Jay-Z’s stunning creative vision for the “Family Feud” video drew some of the biggest names in Hollywood, including director Ava DuVernay, to help bring that vision to life. However, it also seems to have attracted some attention from an intriguing and unexpected source: The Catholic League, who issued a statement denouncing the video and Jay-Z’s lyrics as “relentlessly racist,” and “anti-black.”
The Catholic League for Religious and Civil Rights, often shortened to The Catholic League, is an organization founded in 1973 to “defend the right of Catholics participate in American public life without defamation or discrimination.” At first glance, it seems the organization’s current president and CEO, Bill Donohue, took issue with the strong religious overtones of the short film’s visuals. Shot in a massive cathedral with Jay-Z rapping in a confessional booth, the video uses the imagery to bolster some of its other austere, authoritarian imagery.
However, in an even more bizarre turn of events, it turns out the statement isn’t even addressing the video itself, but the trailer to the video that plays for anyone who doesn’t have a Tidal membership. Since the video currently lives exclusively on Jay-Z’s streaming platform, viewers need to sign into Tidal in order to watch it in its entirety.
The statement reads:
A video trailer is supposed to be a teaser, but in this case, it falls flat, leading nowhere.
Jay-Z’s recently released “Family Feud” video shows him walking into a Catholic church with his real-life daughter, rapping away—”Nobody wins when the family feuds”—as he struts.
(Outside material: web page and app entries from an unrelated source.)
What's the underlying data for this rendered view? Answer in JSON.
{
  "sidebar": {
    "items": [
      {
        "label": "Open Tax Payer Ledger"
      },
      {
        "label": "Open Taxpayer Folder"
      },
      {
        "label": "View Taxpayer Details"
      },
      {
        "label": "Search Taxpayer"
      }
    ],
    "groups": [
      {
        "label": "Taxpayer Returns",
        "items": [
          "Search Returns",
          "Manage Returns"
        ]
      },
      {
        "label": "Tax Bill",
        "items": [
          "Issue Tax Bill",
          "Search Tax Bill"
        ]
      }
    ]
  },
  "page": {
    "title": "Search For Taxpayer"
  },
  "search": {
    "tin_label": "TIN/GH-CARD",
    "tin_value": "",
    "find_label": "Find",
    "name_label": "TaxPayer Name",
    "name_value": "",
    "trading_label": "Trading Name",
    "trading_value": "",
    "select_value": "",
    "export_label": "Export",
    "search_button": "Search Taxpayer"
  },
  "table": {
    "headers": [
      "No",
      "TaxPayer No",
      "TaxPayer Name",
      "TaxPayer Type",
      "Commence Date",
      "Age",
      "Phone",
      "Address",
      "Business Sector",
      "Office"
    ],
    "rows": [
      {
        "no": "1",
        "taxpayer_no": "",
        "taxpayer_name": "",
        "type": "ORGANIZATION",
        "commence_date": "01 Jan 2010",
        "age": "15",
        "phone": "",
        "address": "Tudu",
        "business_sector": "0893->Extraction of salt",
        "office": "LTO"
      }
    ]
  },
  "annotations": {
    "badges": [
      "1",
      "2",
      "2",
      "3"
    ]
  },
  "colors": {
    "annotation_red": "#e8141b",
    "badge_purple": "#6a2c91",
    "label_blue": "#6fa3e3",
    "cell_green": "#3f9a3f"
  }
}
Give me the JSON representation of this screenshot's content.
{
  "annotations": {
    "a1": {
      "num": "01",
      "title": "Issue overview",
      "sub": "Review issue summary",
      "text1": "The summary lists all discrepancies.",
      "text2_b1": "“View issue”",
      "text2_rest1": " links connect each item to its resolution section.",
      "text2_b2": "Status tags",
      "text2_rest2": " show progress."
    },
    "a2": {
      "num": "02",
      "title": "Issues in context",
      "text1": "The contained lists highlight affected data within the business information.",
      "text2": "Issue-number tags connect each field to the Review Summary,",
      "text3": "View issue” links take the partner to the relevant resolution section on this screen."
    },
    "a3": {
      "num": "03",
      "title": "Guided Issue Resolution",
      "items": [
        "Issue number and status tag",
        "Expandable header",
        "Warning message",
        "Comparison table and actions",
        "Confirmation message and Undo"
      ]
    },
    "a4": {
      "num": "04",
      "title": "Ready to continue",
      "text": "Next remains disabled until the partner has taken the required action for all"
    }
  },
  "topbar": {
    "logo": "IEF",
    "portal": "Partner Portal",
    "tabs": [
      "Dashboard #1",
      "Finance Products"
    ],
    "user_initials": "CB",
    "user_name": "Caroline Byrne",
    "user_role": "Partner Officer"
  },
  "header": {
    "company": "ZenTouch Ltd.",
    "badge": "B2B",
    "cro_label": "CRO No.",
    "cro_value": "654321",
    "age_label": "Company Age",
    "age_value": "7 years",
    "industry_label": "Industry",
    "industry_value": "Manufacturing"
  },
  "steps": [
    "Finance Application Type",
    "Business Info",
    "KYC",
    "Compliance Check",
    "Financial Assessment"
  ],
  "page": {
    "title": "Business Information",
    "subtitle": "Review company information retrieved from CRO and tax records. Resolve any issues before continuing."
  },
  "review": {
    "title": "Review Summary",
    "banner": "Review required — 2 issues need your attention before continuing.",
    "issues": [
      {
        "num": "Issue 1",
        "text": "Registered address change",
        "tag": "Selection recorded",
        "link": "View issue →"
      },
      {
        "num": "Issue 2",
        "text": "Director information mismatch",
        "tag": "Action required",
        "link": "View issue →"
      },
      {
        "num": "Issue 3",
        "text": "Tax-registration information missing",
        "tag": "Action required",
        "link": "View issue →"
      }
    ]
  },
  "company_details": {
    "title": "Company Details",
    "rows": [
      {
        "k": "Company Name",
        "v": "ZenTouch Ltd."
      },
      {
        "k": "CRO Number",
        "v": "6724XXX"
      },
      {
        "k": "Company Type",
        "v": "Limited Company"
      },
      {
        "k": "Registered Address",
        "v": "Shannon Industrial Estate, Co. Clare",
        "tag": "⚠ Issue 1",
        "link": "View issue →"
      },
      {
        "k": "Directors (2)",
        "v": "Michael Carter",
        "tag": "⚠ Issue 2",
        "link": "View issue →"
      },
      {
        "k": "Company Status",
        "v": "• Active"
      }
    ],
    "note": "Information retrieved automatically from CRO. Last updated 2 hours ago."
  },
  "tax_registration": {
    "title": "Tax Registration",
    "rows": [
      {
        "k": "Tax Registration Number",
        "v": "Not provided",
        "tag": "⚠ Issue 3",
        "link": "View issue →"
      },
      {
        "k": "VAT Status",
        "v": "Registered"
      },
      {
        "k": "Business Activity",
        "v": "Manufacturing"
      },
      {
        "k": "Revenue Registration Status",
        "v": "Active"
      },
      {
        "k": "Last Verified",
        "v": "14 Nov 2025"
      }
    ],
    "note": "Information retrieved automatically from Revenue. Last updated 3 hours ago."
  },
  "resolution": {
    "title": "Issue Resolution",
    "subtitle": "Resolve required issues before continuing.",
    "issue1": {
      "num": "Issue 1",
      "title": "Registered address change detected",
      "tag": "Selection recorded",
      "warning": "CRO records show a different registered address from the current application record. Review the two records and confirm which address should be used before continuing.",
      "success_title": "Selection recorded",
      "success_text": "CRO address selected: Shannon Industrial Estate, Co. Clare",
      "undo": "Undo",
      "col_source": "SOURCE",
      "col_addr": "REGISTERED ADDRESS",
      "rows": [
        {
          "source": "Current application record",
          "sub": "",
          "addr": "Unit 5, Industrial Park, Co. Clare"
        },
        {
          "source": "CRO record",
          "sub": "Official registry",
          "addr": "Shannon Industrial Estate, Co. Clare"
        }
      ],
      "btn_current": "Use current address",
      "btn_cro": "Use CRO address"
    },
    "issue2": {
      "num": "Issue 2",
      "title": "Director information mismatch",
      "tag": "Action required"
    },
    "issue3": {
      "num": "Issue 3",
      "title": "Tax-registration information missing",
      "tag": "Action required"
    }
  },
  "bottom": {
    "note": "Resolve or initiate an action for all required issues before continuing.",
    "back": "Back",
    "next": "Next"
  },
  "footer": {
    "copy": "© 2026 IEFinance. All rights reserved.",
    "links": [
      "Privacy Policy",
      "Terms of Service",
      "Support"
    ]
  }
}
This is followed by a flashback scene where he is shown kissing a gal in her undergarments. Then Beyoncé appears, standing at the pulpit, wearing a navy blue outfit dressed like a queen. She is a priestess: she hears Jay-Z’s confession, apparently a statement on his real-life infidelities.
Is it anti-Catholic? No, it is not a bigoted assault. Indeed, it pales next to Jay-Z’s relentlessly racist (and anti-black) lyrics. But it is nonetheless gratuitous as well as exploitative, just the kind of thing we would expect from this genius couple.
Jay himself has yet to respond, but considering all the real drama surrounding Tidal, he probably doesn’t have the time or the attention to pay if Mr. Donohue can’t even be bothered to keep his subscription up or explain how a video imagining an Afrofuturist utopia ruled by Jay’s progeny is “anti-Black.”